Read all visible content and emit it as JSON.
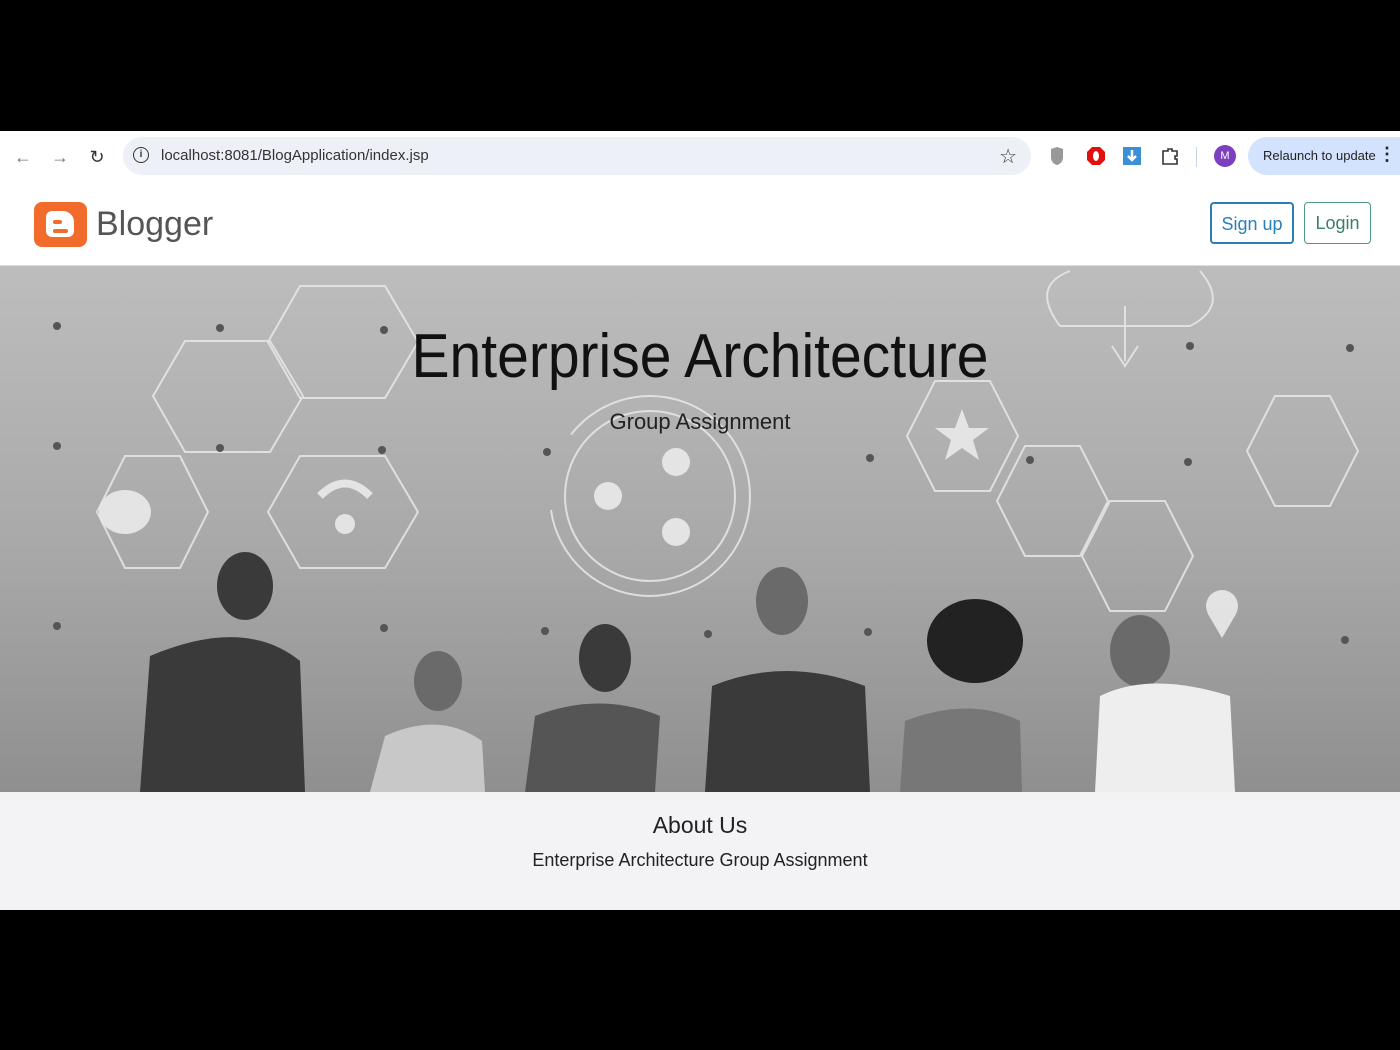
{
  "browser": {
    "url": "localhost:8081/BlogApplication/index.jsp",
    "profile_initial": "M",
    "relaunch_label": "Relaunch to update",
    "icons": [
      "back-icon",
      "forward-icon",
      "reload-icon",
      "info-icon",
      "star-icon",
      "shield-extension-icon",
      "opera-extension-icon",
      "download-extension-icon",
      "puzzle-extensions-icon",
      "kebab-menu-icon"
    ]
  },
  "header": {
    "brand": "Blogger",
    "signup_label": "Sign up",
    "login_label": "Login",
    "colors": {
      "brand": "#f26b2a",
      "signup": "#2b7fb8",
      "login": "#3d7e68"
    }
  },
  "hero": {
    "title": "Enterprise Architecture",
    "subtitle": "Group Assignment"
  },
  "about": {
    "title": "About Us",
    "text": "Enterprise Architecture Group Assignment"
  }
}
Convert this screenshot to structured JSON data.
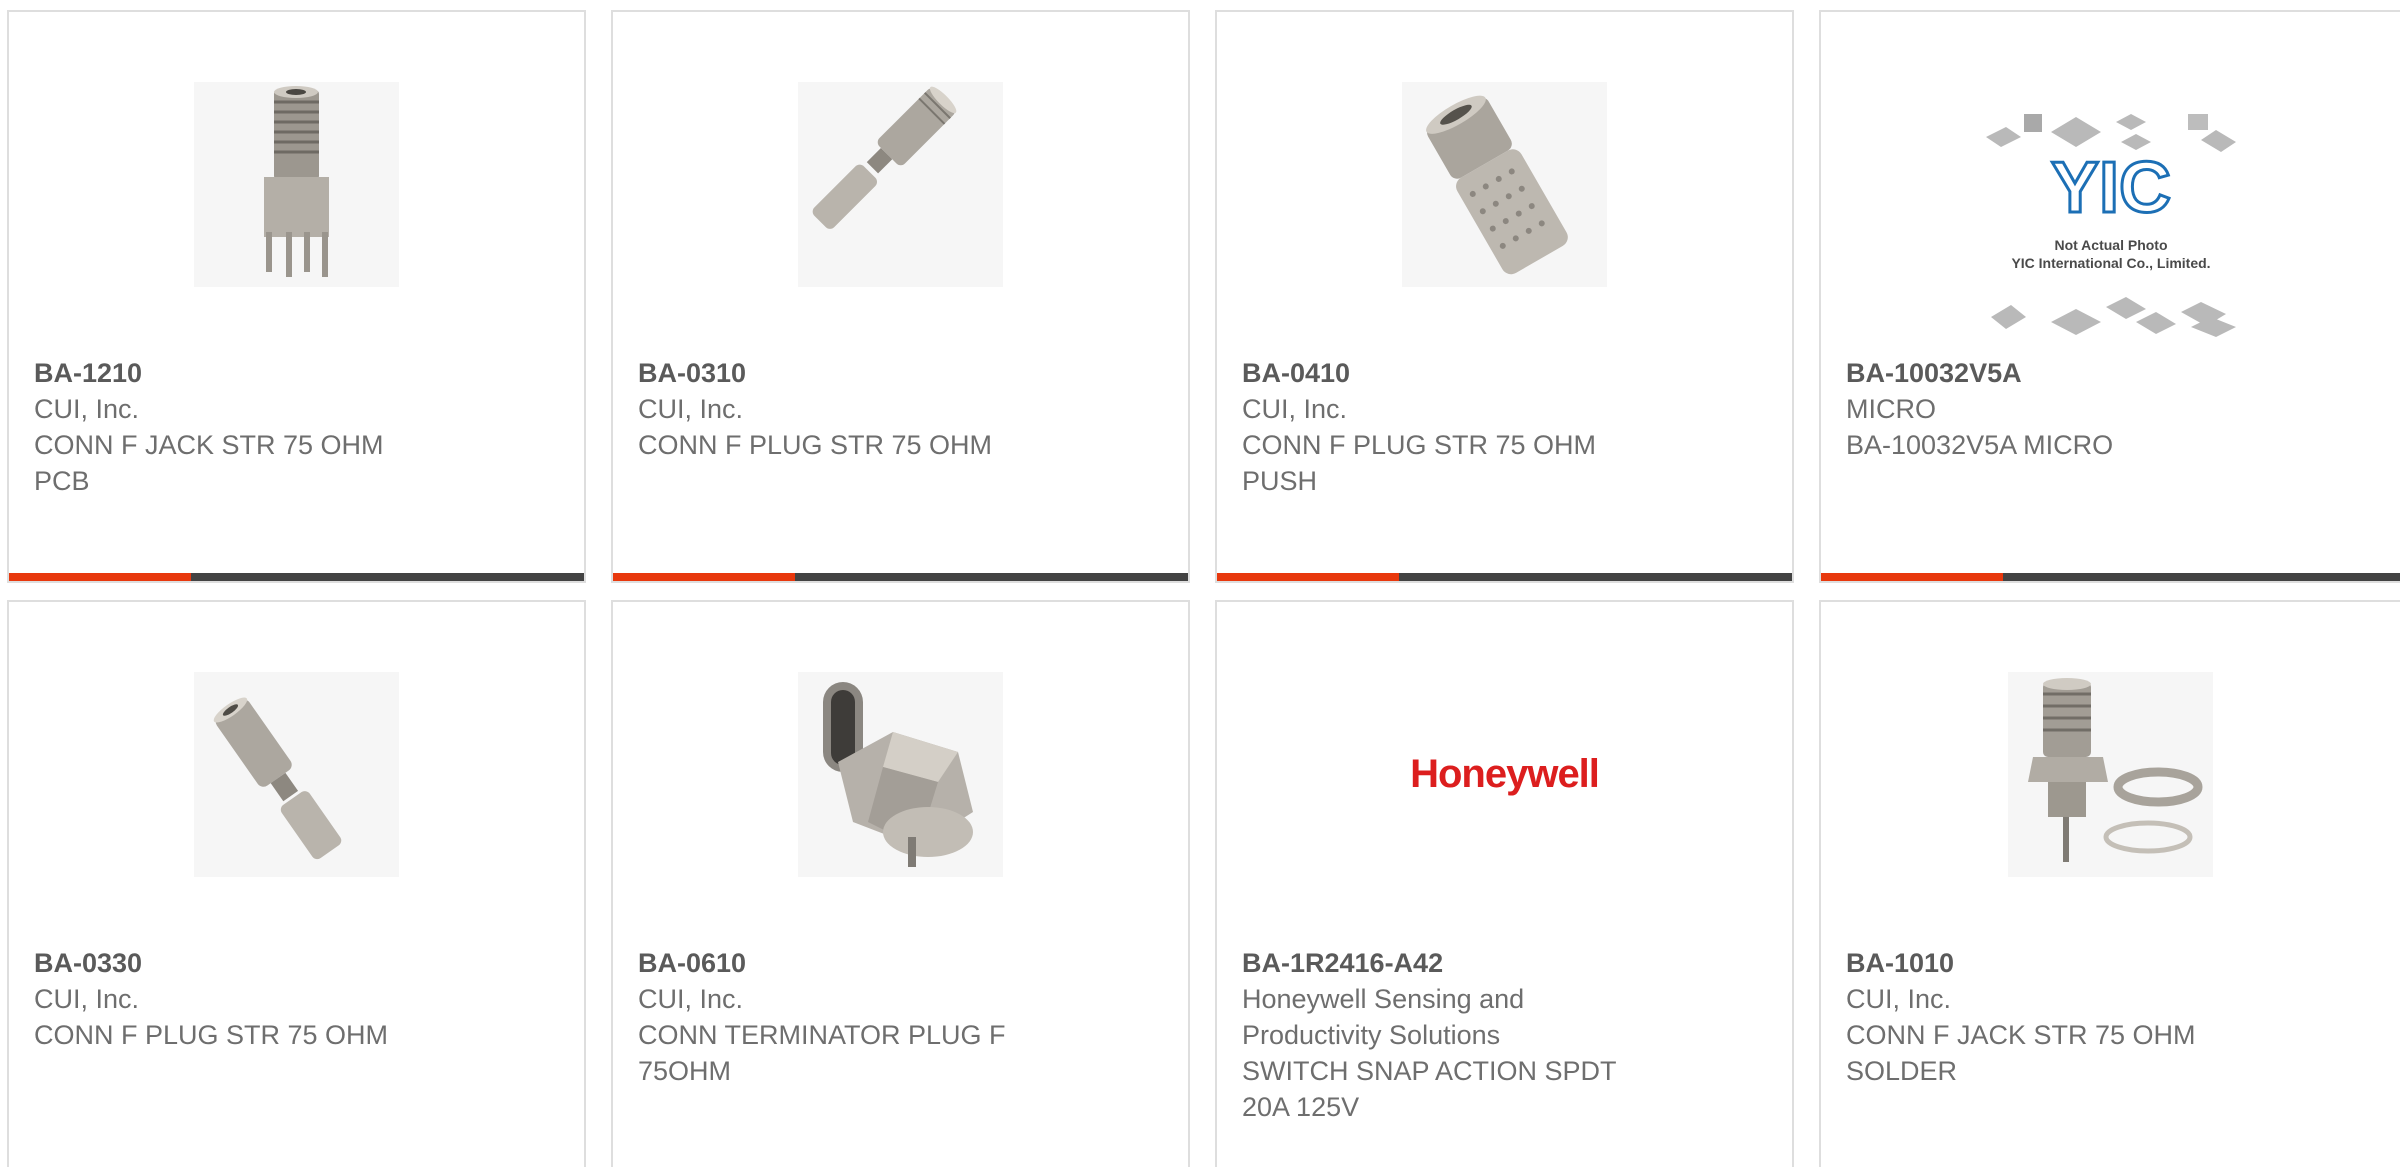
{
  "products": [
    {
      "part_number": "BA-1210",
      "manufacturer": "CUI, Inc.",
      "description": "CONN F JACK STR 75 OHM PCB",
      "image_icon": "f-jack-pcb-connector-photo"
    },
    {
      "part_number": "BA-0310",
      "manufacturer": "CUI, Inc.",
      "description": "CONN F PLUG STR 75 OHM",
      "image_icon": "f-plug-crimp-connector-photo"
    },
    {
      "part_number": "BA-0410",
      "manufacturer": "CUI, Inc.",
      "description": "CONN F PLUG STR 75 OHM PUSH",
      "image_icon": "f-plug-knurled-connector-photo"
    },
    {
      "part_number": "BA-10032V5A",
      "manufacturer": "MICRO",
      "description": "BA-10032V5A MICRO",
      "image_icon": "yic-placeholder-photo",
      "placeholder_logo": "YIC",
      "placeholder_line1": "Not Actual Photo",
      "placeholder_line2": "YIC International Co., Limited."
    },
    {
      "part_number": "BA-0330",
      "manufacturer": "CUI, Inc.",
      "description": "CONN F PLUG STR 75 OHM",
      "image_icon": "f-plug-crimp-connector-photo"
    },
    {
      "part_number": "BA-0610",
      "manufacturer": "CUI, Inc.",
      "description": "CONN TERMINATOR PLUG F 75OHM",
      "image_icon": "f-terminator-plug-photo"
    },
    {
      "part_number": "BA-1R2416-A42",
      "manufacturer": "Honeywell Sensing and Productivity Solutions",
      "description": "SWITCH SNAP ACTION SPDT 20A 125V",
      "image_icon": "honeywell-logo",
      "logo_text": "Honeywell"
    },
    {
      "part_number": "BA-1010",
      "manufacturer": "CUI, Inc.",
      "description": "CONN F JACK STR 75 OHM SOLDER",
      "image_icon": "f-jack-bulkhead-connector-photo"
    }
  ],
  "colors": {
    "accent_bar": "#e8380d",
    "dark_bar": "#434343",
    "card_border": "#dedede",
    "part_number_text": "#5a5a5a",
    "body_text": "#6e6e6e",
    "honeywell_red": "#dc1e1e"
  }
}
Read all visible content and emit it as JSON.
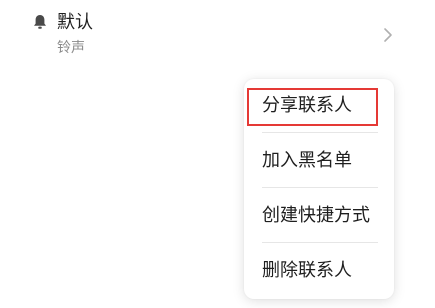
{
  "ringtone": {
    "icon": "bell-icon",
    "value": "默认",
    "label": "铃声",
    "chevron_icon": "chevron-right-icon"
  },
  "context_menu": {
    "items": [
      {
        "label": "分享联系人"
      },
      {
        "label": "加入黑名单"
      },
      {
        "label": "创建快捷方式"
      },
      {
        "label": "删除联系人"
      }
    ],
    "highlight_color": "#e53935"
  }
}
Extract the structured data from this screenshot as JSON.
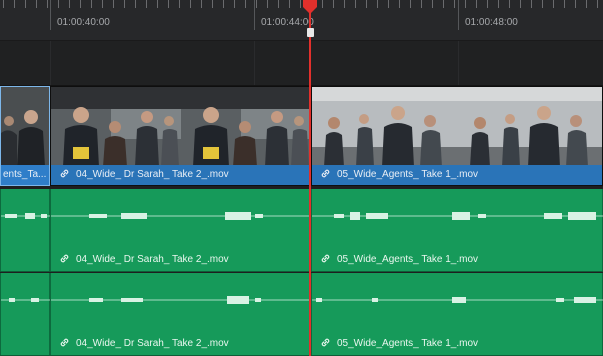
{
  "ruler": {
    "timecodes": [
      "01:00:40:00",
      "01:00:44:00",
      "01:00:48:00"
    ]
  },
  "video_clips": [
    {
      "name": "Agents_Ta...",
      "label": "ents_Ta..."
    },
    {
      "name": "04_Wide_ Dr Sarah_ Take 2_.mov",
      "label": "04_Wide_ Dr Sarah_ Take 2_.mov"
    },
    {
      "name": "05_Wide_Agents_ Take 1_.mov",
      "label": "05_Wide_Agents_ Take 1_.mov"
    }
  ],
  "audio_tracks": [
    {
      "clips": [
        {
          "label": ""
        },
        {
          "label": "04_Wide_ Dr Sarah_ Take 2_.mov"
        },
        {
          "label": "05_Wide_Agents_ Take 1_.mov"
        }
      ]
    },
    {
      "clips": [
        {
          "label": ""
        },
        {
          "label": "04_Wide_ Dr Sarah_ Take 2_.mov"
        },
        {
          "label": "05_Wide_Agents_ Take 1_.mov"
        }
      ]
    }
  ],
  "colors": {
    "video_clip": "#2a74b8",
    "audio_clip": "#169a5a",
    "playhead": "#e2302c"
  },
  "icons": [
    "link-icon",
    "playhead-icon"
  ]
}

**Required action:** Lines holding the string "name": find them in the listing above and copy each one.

**Your response:**
      "name": "Agents_Ta...",
      "name": "04_Wide_ Dr Sarah_ Take 2_.mov",
      "name": "05_Wide_Agents_ Take 1_.mov",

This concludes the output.